┌─ Data
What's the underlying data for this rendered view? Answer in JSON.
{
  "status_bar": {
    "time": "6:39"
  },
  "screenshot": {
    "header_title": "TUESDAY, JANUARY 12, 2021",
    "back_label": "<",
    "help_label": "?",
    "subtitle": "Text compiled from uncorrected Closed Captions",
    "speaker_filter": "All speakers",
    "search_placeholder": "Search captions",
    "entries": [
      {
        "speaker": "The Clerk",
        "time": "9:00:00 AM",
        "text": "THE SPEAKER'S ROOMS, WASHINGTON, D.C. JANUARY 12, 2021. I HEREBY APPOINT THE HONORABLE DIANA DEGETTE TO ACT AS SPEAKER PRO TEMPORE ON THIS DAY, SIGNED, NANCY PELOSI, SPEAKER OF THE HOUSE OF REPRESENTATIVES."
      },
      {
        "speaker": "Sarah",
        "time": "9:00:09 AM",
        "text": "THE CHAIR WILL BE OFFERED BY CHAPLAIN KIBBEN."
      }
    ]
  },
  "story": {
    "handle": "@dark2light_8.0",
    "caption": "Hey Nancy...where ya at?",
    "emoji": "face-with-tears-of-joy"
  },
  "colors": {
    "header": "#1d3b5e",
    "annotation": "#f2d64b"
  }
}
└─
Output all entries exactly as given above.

Solution to the problem:
What's the underlying data for this rendered view? Answer in JSON.
{
  "status_bar": {
    "time": "6:39"
  },
  "screenshot": {
    "header_title": "TUESDAY, JANUARY 12, 2021",
    "back_label": "<",
    "help_label": "?",
    "subtitle": "Text compiled from uncorrected Closed Captions",
    "speaker_filter": "All speakers",
    "search_placeholder": "Search captions",
    "entries": [
      {
        "speaker": "The Clerk",
        "time": "9:00:00 AM",
        "text": "THE SPEAKER'S ROOMS, WASHINGTON, D.C. JANUARY 12, 2021. I HEREBY APPOINT THE HONORABLE DIANA DEGETTE TO ACT AS SPEAKER PRO TEMPORE ON THIS DAY, SIGNED, NANCY PELOSI, SPEAKER OF THE HOUSE OF REPRESENTATIVES."
      },
      {
        "speaker": "Sarah",
        "time": "9:00:09 AM",
        "text": "THE CHAIR WILL BE OFFERED BY CHAPLAIN KIBBEN."
      }
    ]
  },
  "story": {
    "handle": "@dark2light_8.0",
    "caption": "Hey Nancy...where ya at?",
    "emoji": "face-with-tears-of-joy"
  },
  "colors": {
    "header": "#1d3b5e",
    "annotation": "#f2d64b"
  }
}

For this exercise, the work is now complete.